Even though I think Valentine’s Day is a stupid non-holiday (yes, I’m single), I found myself reading a book with a big ol’ heart on it yesterday.  Purely coincidence, I assure you.  When I first started reading Mad Love by Suzanne Selfors, I was expecting standard chick-lit fare.  I was pleasantly surprised, though, by the depth of the main character, Alice, and how she approached issues that no teenager should have to deal with.  It also didn’t hurt that Mad Love threw in some mythology and supernatural goings-on.  That’s always fun.

Alice Amorous is the daughter of world-famous romance novelist Belinda Amorous. People probably think that being the Queen of Romance’s daughter is glamorous and full of flowers, hearts, and candy…but they couldn’t be more wrong. Alice is doing her best to hide the horrible truth from everyone. Her mother is battling a mental illness in a private psychiatric hospital, and she hasn’t written a word in three years. 
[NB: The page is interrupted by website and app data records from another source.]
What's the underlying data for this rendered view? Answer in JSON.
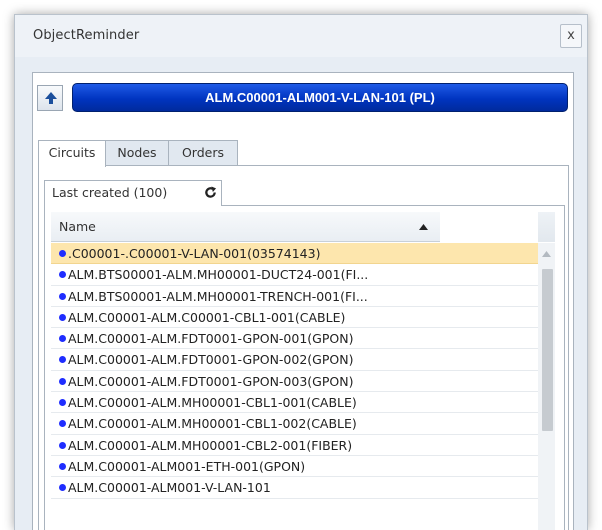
{
  "window": {
    "title": "ObjectReminder",
    "close_label": "x"
  },
  "toolbar": {
    "up_icon": "arrow-up-icon",
    "path": "ALM.C00001-ALM001-V-LAN-101 (PL)"
  },
  "tabs": [
    {
      "label": "Circuits",
      "active": true
    },
    {
      "label": "Nodes",
      "active": false
    },
    {
      "label": "Orders",
      "active": false
    }
  ],
  "subtab": {
    "label": "Last created (100)",
    "icon": "refresh-icon"
  },
  "grid": {
    "column_header": "Name",
    "sort": "ascending",
    "rows": [
      ".C00001-.C00001-V-LAN-001(03574143)",
      "ALM.BTS00001-ALM.MH00001-DUCT24-001(FI...",
      "ALM.BTS00001-ALM.MH00001-TRENCH-001(FI...",
      "ALM.C00001-ALM.C00001-CBL1-001(CABLE)",
      "ALM.C00001-ALM.FDT0001-GPON-001(GPON)",
      "ALM.C00001-ALM.FDT0001-GPON-002(GPON)",
      "ALM.C00001-ALM.FDT0001-GPON-003(GPON)",
      "ALM.C00001-ALM.MH00001-CBL1-001(CABLE)",
      "ALM.C00001-ALM.MH00001-CBL1-002(CABLE)",
      "ALM.C00001-ALM.MH00001-CBL2-001(FIBER)",
      "ALM.C00001-ALM001-ETH-001(GPON)",
      "ALM.C00001-ALM001-V-LAN-101"
    ],
    "selected_index": 0
  },
  "colors": {
    "path_bar": "#0034c0",
    "selected_row": "#fde6ad",
    "status_dot": "#1f2dff"
  }
}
It’s up to Alice to make sure the bills get paid, books get autographed (or forged, as the case may be), and eager fans and publishers are kept at bay.  But it’s getting harder and harder to cope…especially when her mom’s publisher wants a completed manuscript or a return of the $100,000 advance for the next book, and the hospital needs payment for Belinda’s care and treatment.  Alice doesn’t have the money needed, and she doesn’t know how she’ll get it…until she gets the bright idea to write a romance novel herself…in her mother’s name, of course.  There are a few problems though:  1.  She’s not a writer.  2.  She’s never even been in love (and how can you write about romance if you’ve never experienced it?).  3.  The publisher needs the novel by the end of the summer, so she’s got about a month to come up with something.  What’s a girl to do?  Well, someone comes along who may just have the answer to all of Alice’s problems…

When Alice first meets Errol, she thinks he’s crazy.  Also, he reeks of clam juice.  After talking to him for a bit, she still thinks he’s crazy, but she’s willing to hear him out if it will ultimately help her mother.  See, Errol thinks he’s Eros, better known as Cupid, and he wants Alice to write the real story of Cupid and Psyche, the story that the gods wanted hushed up.  Alice has quite enough crazy in her life, but she agrees to help Errol–even though he’s wrecking her relationship with Tony, the new guy in town.  As Alice works on the book that she’s sure will fix everything, she learns a little about what a love story truly is and the power of love in all its forms.

Will Alice be able to tell Errol’s story before it’s too late?  Will it be enough to keep her mother’s illness a secret?  Is this guy really Cupid?  Will her mother ever get better?  And will Alice finally get her own love story with Tony?  Answer these questions and many more when you read Mad Love by Suzanne Selfors.

Mad Love is a quick, easy read that will definitely appeal to tween and teen girls.  (It will be a hard sell for most male readers.)  Despite the cover, this is an emotional read that highlights what children of depressed parents go through.  It also gives a new look at a story you might have encountered before.  Many mythology enthusiasts–like myself–know the story of Cupid and Psyche, but Mad Love presents it in a whole new way…without the “happy ending” that we’ve grown accustomed to.  Author Suzanne Selfors does a great job of showing readers how truly powerful love can be, whether it’s the love between parents and children, friends, romantic interests, or even total strangers.  Mad Love is a wonderful, heart-wrenching book that will leave you examining the love in your own life.  I know it did for me.

For more information about Suzanne Selfors and her books, visit http://www.suzanneselfors.com/index_flash.php.  (I’ve only read one of her other books, Saving Juliet, but it, too, was great, so I’ll probably check out a few more!)